Monday, June 6, 2011

Almost there!

What a day!

Same routine as usual today, and we are 35 miles closer to the ocean. Today's paddling was a great example of how far we're able to go with an early start, well-placed breaks, and excellent weather. Having a nice overcast sky for the first half of the day was a welcome cchange from the blazing hot sun we've experienced so much of. There are now even more clear signs of the coast, yet no salty taste in the air or water. We did see an 8 or 9 foot alligator that, according to it's swim path, swam right underneath Alex and Hutch. Our total alligator count since Lake Marion is somewhere between 4 and 6 (varying reports).

Tomorrow morning, we make our final 20 mile push to the ocean and complete one of the objectives that we set out from G.Father Mountain with. We are all expecting to witness some inspired paddling tomorrow as the salt smell of the Atlantic starts to fill the air.

Ocean tomorrow!

Sunday, June 5, 2011

Sunrise, sunset: we're paddling


Today was, without question, one of the more epic days of our paddle to the ocean. We had a little taste of everything ranging from hot temperatures, high mileage, early mornings, awesome lunch spots, challenging portages, generosity of people we run in to, and beautiful sunsets as we set up camp for the night.

A 4am wake-up time meant that we'd be able to cover a good bit of our mileage for the day as the sun was just rising. Eventually, we had to make our open-water push across Lake Marion to a beach that had plenty of cypress trees to hammock from for lunch. After our siesta, it was time for the very last portage of the trip: the Santee Dam. Carrying our boats up the steep rocky embankment was characteristic of the easy portage we were all hoping for. Fortunately, we had a very pleasant encounter that resulted in having our boats driven to our put in on the other side. After putting back onto the water, we paddled a few more miles to our campsite for the night; possibly one of the best sites of the trip.

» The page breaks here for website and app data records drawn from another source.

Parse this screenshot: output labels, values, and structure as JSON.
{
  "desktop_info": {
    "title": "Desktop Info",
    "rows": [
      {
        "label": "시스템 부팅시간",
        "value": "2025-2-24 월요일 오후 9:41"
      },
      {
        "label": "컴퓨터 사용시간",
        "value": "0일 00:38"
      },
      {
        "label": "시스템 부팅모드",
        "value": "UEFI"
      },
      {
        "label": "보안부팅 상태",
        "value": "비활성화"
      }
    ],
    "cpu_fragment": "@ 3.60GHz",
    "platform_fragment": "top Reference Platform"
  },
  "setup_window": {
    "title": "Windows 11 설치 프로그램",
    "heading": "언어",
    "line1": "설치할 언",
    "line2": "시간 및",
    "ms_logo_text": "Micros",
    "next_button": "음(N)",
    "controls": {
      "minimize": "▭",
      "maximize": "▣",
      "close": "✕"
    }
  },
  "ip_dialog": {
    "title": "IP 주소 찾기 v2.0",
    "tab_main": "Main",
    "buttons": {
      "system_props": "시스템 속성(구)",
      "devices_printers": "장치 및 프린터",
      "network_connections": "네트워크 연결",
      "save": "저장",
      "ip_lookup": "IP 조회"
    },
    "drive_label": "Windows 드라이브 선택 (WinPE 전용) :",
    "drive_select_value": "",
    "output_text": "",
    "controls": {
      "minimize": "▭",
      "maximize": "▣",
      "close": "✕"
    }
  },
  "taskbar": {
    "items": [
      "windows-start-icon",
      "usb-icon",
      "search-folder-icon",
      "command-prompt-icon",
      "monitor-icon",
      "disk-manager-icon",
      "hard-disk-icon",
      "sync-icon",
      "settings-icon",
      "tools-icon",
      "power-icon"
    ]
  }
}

And yes, there are alligators.

Ocean in 3 days!

Thursday, June 2, 2011

That Lake Marion Hotness

We reached our final lake today. It's exciting to see signs that we are nearing the ocean. Cyprus trees dominate the water banks, white ibis fly overhead, and we saw our first terns. I would like to say that the beautiful scenery and wildlife dominated my thoughts today, but honestly it was the heat. Temperatures in the mid nineties, heat index over 100, and a sea of bathwarm water heating the boat from below and reflecting sunlight up at you from all directions. To call it 'hot' would be factually accurate, but so understates the intensity of the visceral experience of the heat that it's almost insulting to those who were there to simply call it hot. Anyway, the sun is down, dinner is ready, and the state park has gassed all the local mosquitos, so life is good...

Wednesday, June 1, 2011


We paddled the final miles that the Wateree River had to offer today and pulled up on shore at the confluence of the Congaree River to swim and relax. Before we got there, we saw some of our first signs of the more southerly region in which we are headed: palms, spanish moss, and live oaks. The banks of these rivers are some of the wildest looking rivers any of us have seen. The giant gars that would come up to the surface to snatch whatever had fallen into the water definitely add a sense of wilderness to the area.

We pulled into camp early tonight due to information that between this area and Santee State Park, where we are headed tomorrow, there aren't many campable spots. The map has the area surrounding the river labeled as "swamp," which is definitely believable. The change of pace from canoeing lakes and passing houses and cities to sea kayaking through rivers surrounded by subtropical forest is really quite amazing.